and/or other employees, or if OC Estate & Elder Law,
PA is required to produce documents or provide
other discovery or testimony concerning our
representation of you, you agree to pay the time and
expenses incurred by this firm in responding to such
requests for testimony or other discovery. This
agreement shall be governed by the laws of the State
of Florida.
(emphasis added).

The Plaintiff alleged that the Defendant committed malpractice “arising from the Trust’s purchase of financial products…” However, the Defendant’s retainer explicitly stated that the “law firm and its attorneys make no representations or warranties as to the financial products or services which may be purchased by you…”

The Court held:

“While the retainer agreement does state the Firm makes no warranties
regarding financial products, Mavroleon’s malpractice claim outright arises
from Orrego and the Firm’s representation of her. Thus, the arbitration
clause is applicable to Mavroleon’s claim.”

The Plaintiff also complained that the arbitration clause violated public policy because of the fee-shifting of some discovery costs. The Court was unimpressed, stating:

“While an arbitration agreement may not preemptively limit a client’s liability by
requiring them to pay all costs associated with the arbitration—here, the
language in the arbitration clause merely requires Mavroleon to bear all
discovery costs associated with her own discovery requests. See Lemos,
319 So. 3d at 141–42. This imposition does not de facto limit liability or
create a barrier to Mavroleon seeking recourse.”

Arbitration Mediation
Is Your Arbitration Clause “Broad” or “Narrow”? And Do You Understand Buckeye v. Cardegna? (BREA 3-2 LLC v. Hagshama)

Most clients include arbitration clauses in their contracts with the intent that any and all disputes between the parties should be resolved by arbitration. Lawyers, however, don’t always write the contract that way… even though the rules have been crystalized for about a decade. Here’s the first test whether your …

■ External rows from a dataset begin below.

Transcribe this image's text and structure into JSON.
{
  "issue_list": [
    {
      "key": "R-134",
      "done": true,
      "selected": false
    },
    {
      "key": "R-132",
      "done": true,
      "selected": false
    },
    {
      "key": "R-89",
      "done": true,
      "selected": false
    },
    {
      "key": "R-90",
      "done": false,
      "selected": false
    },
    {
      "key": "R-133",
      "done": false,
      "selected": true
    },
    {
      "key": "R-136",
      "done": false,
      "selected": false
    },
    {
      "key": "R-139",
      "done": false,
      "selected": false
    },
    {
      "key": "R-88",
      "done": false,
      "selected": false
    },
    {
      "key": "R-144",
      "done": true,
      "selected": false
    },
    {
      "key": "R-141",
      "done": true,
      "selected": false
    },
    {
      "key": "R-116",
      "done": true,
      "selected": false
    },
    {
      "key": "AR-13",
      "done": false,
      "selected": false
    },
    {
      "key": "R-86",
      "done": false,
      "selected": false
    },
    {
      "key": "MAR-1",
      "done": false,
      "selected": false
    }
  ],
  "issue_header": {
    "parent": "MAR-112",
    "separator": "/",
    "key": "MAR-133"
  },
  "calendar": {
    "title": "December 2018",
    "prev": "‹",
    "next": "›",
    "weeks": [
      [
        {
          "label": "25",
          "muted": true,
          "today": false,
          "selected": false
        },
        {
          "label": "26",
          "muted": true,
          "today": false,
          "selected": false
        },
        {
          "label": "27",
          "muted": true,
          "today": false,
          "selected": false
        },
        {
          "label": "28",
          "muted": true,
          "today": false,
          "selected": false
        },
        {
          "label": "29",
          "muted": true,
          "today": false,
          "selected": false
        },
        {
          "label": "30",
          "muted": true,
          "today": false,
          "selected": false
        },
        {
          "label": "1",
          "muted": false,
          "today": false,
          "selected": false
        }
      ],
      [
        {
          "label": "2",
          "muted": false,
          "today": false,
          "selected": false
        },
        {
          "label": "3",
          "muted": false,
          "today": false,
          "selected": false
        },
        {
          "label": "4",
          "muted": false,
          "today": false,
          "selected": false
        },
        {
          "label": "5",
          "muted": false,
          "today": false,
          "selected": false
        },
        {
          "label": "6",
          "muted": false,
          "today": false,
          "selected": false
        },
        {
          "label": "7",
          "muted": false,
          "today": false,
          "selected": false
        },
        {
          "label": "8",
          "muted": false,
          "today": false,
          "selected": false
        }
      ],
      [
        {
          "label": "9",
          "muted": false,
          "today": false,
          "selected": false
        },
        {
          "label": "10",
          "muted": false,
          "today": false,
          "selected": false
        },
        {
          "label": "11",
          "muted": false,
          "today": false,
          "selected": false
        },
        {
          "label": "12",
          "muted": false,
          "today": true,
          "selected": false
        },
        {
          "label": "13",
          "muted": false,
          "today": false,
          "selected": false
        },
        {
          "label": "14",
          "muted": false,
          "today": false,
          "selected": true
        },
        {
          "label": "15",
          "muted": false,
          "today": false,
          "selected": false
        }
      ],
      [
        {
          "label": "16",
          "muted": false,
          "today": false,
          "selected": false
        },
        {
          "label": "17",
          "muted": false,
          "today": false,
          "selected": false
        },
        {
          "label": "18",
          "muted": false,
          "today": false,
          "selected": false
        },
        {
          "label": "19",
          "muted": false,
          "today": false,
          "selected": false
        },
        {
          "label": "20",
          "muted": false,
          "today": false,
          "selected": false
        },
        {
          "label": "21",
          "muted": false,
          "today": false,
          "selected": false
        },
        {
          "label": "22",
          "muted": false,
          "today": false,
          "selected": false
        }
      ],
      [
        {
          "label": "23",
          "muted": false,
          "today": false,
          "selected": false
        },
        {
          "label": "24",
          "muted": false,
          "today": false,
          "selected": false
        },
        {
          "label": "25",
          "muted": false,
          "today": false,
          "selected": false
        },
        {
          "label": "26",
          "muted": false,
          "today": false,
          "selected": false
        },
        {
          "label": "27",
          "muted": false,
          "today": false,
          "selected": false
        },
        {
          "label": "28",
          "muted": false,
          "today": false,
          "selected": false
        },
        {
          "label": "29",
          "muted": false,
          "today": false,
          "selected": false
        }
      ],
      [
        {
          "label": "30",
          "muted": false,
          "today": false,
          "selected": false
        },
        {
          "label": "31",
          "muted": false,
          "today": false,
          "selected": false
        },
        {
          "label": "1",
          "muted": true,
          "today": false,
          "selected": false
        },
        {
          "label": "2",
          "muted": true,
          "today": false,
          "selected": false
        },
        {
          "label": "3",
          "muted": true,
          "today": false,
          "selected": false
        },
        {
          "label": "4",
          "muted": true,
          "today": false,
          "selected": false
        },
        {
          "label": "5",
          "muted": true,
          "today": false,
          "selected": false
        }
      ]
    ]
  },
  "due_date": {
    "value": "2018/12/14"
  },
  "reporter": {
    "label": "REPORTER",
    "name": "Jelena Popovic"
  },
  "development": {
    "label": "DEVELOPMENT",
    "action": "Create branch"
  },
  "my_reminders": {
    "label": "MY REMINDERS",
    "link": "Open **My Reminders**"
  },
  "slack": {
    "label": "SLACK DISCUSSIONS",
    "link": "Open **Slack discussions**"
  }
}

Arbitration Mediation
Can Florida Lawyers Require Arbitration In Engagement Letters? (Lemos v. Sessa)

In a divorce case, the wife’s lawyer negotiated a marital settlement agreement requiring the former husband to make lump payments that were sent to the law firm. Someone hacked into either the wife’s or the lawyer’s email account, resulting in the lawyer receiving fraudulent wiring instructions. Money was lost and …

Arbitration Mediation
Before Delegating Arbitrability to Arbitrator, Supreme Court Must Decide FAA Exclusions (New Prime, Inc. v. Oliveira)

The case of New Prime, Inc. v. Oliveira is the second arbitration / delegable / arbitrability question which the U.S. Supreme Court decided in a week. This case may have limited application to disputes involving transportation workers however it is worth discussing to ensure a clear understanding the delegation of …